Others said on Reddit they were also caught unaware. One said that as soon as the policy went through, their OneDrive storage limit was exceeded by 36GB.
Another Redditor said those that are running into an Outlook email service that suddenly doesn't work have to go into their OneDrive account and start deleting the attachments.
"Hopefully you know your OneDrive password, because if you need to reset it or access files in a private OneDrive folder under this email account you can't receive the reset email," they wrote.
That said, not everyone on Reddit was upset. One user said 5GB for free storage felt "pretty reasonable" and added that "most people won't even come close to that 5GB limit."
"Maybe delete some things?" another wrote. "Digital hoarding is so baffling to me."
As a heads-up, Microsoft said in the same advisory about the February 1 change that starting November 30, "Microsoft 365 Personal or Microsoft 365 Family subscribers will no longer be able to create a new email address for any personalized domain associated with their Outlook.com mailbox."
Those with a personalized email address in Outlook.com will be able to keep it after that time and use it without a disruption, but if they remove the address from the Outlook account after that date, they won't be able to get it back.
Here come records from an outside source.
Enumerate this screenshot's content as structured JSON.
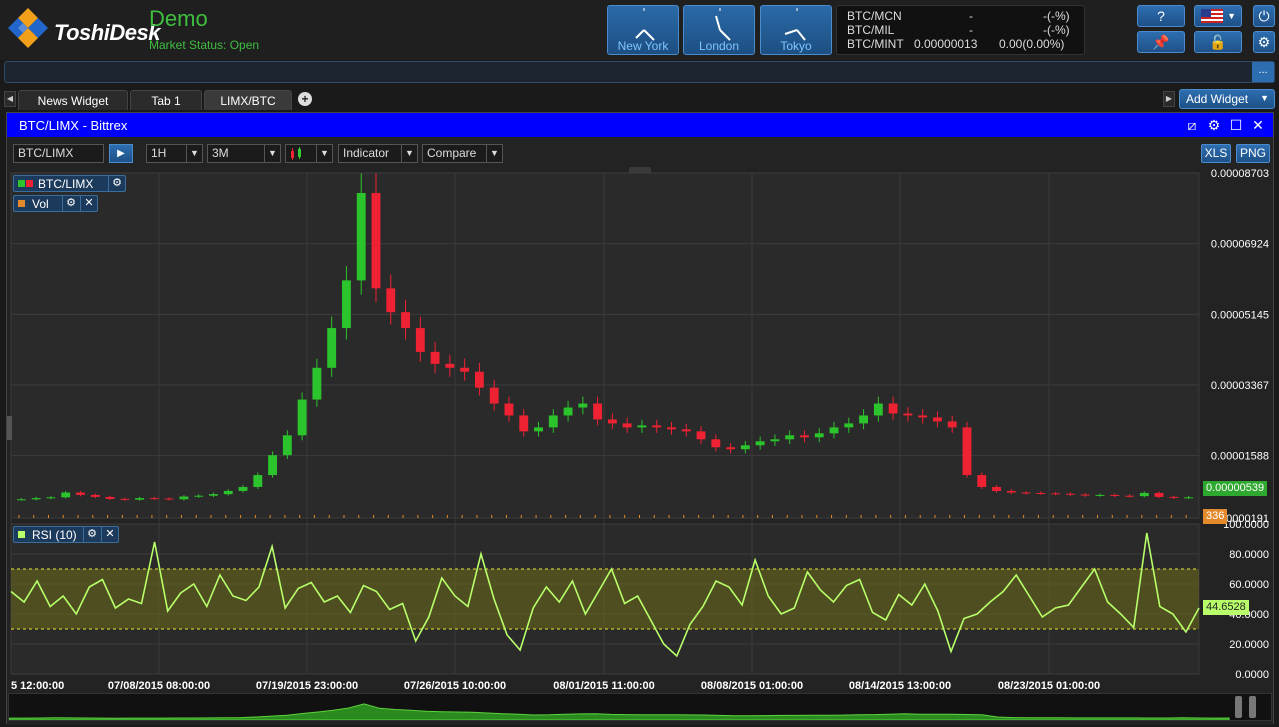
{
  "app": {
    "brand": "ToshiDesk",
    "mode": "Demo",
    "market_status": "Market Status: Open"
  },
  "clocks": [
    {
      "city": "New York"
    },
    {
      "city": "London"
    },
    {
      "city": "Tokyo"
    }
  ],
  "tickers": [
    {
      "symbol": "BTC/MCN",
      "price": "-",
      "change": "-(-%)"
    },
    {
      "symbol": "BTC/MIL",
      "price": "-",
      "change": "-(-%)"
    },
    {
      "symbol": "BTC/MINT",
      "price": "0.00000013",
      "change": "0.00(0.00%)"
    }
  ],
  "top_buttons": {
    "help": "?",
    "flag": "us-flag-icon",
    "pin": "pin-icon",
    "lock": "lock-icon",
    "power": "power-icon",
    "settings": "gear-icon"
  },
  "command_bar": {
    "more": "..."
  },
  "tabs": [
    {
      "label": "News Widget",
      "active": false
    },
    {
      "label": "Tab 1",
      "active": false
    },
    {
      "label": "LIMX/BTC",
      "active": true
    }
  ],
  "add_widget": "Add Widget",
  "widget": {
    "title": "BTC/LIMX - Bittrex",
    "symbol": "BTC/LIMX",
    "interval": "1H",
    "range": "3M",
    "indicator": "Indicator",
    "compare": "Compare",
    "xls": "XLS",
    "png": "PNG"
  },
  "legend": {
    "price": "BTC/LIMX",
    "vol": "Vol",
    "rsi": "RSI (10)"
  },
  "price_tag": "0.00000539",
  "vol_tag": "336",
  "rsi_tag": "44.6528",
  "chart_data": [
    {
      "type": "candlestick",
      "title": "BTC/LIMX",
      "y_ticks": [
        "0.00008703",
        "0.00006924",
        "0.00005145",
        "0.00003367",
        "0.00001588",
        "0.000000191"
      ],
      "ylim": [
        1.91e-07,
        8.703e-05
      ],
      "x_ticks": [
        "5 12:00:00",
        "07/08/2015 08:00:00",
        "07/19/2015 23:00:00",
        "07/26/2015 10:00:00",
        "08/01/2015 11:00:00",
        "08/08/2015 01:00:00",
        "08/14/2015 13:00:00",
        "08/23/2015 01:00:00"
      ],
      "close_series": [
        4.9e-06,
        5.2e-06,
        5.4e-06,
        6.6e-06,
        6e-06,
        5.5e-06,
        5e-06,
        4.8e-06,
        5.2e-06,
        5.1e-06,
        4.9e-06,
        5.6e-06,
        5.8e-06,
        6.2e-06,
        7e-06,
        8e-06,
        1.1e-05,
        1.6e-05,
        2.1e-05,
        3e-05,
        3.8e-05,
        4.8e-05,
        6e-05,
        8.2e-05,
        5.8e-05,
        5.2e-05,
        4.8e-05,
        4.2e-05,
        3.9e-05,
        3.8e-05,
        3.7e-05,
        3.3e-05,
        2.9e-05,
        2.6e-05,
        2.2e-05,
        2.3e-05,
        2.6e-05,
        2.8e-05,
        2.9e-05,
        2.5e-05,
        2.4e-05,
        2.3e-05,
        2.35e-05,
        2.3e-05,
        2.25e-05,
        2.2e-05,
        2e-05,
        1.8e-05,
        1.75e-05,
        1.85e-05,
        1.95e-05,
        2e-05,
        2.1e-05,
        2.05e-05,
        2.15e-05,
        2.3e-05,
        2.4e-05,
        2.6e-05,
        2.9e-05,
        2.65e-05,
        2.6e-05,
        2.55e-05,
        2.45e-05,
        2.3e-05,
        1.1e-05,
        8e-06,
        7e-06,
        6.6e-06,
        6.5e-06,
        6.4e-06,
        6.3e-06,
        6.1e-06,
        5.9e-06,
        6e-06,
        5.8e-06,
        5.7e-06,
        6.5e-06,
        5.5e-06,
        5.3e-06,
        5.4e-06
      ],
      "last_price": "0.00000539",
      "volume_last": "336"
    },
    {
      "type": "line",
      "title": "RSI (10)",
      "y_ticks": [
        "100.0000",
        "80.0000",
        "60.0000",
        "40.0000",
        "20.0000",
        "0.0000"
      ],
      "ylim": [
        0,
        100
      ],
      "bands": [
        30,
        70
      ],
      "values": [
        55,
        48,
        62,
        45,
        52,
        40,
        58,
        63,
        44,
        50,
        47,
        88,
        42,
        54,
        60,
        45,
        66,
        52,
        49,
        58,
        85,
        44,
        57,
        61,
        48,
        52,
        41,
        59,
        55,
        43,
        47,
        22,
        38,
        64,
        52,
        45,
        80,
        50,
        26,
        16,
        44,
        58,
        48,
        62,
        40,
        55,
        70,
        47,
        52,
        36,
        20,
        12,
        33,
        45,
        62,
        58,
        46,
        76,
        52,
        40,
        44,
        68,
        56,
        48,
        59,
        63,
        41,
        36,
        53,
        46,
        60,
        42,
        15,
        37,
        40,
        48,
        55,
        66,
        52,
        38,
        44,
        46,
        58,
        70,
        48,
        40,
        31,
        94,
        45,
        40,
        28,
        44
      ],
      "last_value": "44.6528"
    }
  ]
}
They will have to switch over to a Microsoft 365 subscription, where they will get – among other benefits – 50GB of email storage.
Forewarned is forearmed... or rather it should be. ®